Just yesterday, it seems, Alberta elected two young urban mayors — Don Iveson in Edmonton and Calgary’s Naheed Nenshi. They fancied themselves leaders of the New West. They were hip. And they were gifted with fresh ideas, they said, to make things better.
As it came to pass, some things got worse on their watch. In both cities, a gap-toothed and gutted downtown is their legacy. Edmonton’s regional transit system can’t get it together with insufferable construction delays. As for Calgary, there’s no hint of a high-speed train bulleting north to anywhere, let alone the provincial capital.
In 2021, both men decided not to run for re-election. There were whispers of federal or provincial politics, but neither made the expected leap. Nenshi, 51, the current darling of the CBC, lets me know he doesn’t have time for an interview. Don, 43, and with only a little grey in his beard, is more accommodating.
It took awhile before we got our computers to talk to each other. Casually dressed in a green LLBean sweatshirt, Don is in a kind of home-office deployment. A dog sneaks into the room, and he dutifully pets the critter.
Don was all of 28 when first elected to Edmonton’s city council. He studied political science at university. He seems to be fired up “to save the world.” He still intends to end homelessness, co-chairing the board of the Canadian Alliance to End Homelessness; build capacity for climate adaptation and resiliency as an adviser to Co-operators; and create better cities as an urban leader with the University of Toronto’s new School of Cities. Overall, I’m left with an impression his goal is to make Albertans more acceptable to the rest of Canada.

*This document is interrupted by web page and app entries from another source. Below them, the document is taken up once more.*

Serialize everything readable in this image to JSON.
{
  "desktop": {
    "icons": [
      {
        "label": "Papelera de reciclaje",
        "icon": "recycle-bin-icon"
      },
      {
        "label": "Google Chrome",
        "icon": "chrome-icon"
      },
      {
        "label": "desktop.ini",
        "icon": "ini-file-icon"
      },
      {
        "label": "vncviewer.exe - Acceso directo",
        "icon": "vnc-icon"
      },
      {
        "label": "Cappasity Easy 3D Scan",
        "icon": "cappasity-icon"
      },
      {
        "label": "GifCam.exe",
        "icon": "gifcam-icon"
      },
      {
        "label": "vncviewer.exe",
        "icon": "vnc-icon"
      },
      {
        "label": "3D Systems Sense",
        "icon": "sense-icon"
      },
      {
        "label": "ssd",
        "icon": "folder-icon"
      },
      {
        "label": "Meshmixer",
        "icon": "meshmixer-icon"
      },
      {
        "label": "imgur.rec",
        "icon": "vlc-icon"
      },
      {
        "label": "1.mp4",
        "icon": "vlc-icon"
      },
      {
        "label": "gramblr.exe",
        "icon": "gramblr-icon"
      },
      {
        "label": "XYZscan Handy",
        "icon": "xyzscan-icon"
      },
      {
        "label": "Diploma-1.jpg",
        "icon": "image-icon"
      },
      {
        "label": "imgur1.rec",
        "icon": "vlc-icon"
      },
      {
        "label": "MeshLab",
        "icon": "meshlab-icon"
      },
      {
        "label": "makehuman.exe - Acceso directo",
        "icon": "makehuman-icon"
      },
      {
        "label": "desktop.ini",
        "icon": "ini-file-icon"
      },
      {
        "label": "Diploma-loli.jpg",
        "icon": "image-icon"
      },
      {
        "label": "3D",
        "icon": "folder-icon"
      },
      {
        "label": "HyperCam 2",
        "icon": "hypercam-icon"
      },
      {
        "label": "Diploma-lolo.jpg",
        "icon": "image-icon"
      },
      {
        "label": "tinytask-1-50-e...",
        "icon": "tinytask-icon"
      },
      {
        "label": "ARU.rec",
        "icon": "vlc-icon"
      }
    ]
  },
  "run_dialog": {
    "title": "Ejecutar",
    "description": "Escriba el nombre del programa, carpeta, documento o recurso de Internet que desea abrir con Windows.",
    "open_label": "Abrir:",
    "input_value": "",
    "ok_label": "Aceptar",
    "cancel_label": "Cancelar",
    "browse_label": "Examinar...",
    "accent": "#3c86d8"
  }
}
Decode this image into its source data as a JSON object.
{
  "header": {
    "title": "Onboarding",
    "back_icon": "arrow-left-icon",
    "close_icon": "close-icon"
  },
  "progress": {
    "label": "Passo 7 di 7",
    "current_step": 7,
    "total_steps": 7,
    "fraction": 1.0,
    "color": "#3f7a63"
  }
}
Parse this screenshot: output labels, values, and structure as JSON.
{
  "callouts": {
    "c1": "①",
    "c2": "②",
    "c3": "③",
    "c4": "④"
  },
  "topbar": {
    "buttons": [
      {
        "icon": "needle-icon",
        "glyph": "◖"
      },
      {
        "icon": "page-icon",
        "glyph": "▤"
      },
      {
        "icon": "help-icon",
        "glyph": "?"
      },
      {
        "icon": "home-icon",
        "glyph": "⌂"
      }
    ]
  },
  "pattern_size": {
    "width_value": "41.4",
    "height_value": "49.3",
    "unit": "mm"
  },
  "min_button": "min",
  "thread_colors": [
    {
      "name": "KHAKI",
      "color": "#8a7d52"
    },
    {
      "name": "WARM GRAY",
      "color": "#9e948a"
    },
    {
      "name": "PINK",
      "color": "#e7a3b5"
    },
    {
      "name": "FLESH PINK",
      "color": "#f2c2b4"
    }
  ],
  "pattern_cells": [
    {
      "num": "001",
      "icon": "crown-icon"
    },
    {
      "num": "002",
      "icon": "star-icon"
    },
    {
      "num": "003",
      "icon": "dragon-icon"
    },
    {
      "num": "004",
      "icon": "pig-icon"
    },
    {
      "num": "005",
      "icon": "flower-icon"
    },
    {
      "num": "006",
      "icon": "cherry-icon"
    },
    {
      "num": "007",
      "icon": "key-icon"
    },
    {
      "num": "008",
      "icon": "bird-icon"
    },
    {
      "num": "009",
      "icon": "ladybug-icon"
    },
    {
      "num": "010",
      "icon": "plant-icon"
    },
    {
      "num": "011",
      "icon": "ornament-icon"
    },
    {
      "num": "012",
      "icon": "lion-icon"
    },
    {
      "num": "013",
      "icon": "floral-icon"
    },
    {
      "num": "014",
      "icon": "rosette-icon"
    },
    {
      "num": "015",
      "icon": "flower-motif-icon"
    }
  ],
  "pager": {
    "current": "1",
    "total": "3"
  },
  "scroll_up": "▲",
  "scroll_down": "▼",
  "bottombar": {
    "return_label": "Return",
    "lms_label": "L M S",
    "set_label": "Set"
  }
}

It’s self-evident both he and Nenshi represented an era when big city leadership in Alberta was the antithesis of the conservative politics that ran the province. Don won’t admit to a federal Liberal patina. “I was never comfortable signing up for somebody else’s playbook,” he said, pleading political neutrality.
You’ve never held a party membership?
Only once, he confesses, “I have to admit that at one time I was a member of the provincial Liberal party because (then-leader) Kevin Taft lived across the street from my dad.”
With his boyish good looks, fashionable beard and six-foot-four-inch frame, I’m thinking Don is a shoo-in for Justin Trudeau’s brother. And while he may not have acquired a Liberal passport, he definitely carried the flag for that team in Edmonton.
“I was chair of Big Cities Mayors for five years, happened to coincide with the current federal government and so I got tagged with that government because I stood next to them, to say thank you for enormous amounts of money that helped secure transit and housing and infrastructure and other things,” Don explains.
“But I’m not now nor ever have been a member of the Liberal Party of Canada. Contrary to political belief,” he says, flatly.
As New Democratic Party Leader Rachel Notley learned the hard way — there she is in a picture back when she was premier, smiley faced and all in the prime minister’s company — the Liberal brand may well be toxic for Don in Alberta.
Don credits Nenshi with creating the blueprint for what both young mayors tried to do in Edmonton and Calgary (demographically, the most youthful big cities in the country). The two men met frequently while in office, and still do. “I had lunch with him last week,” reports Don, “he was in town to speak to a teachers convention.”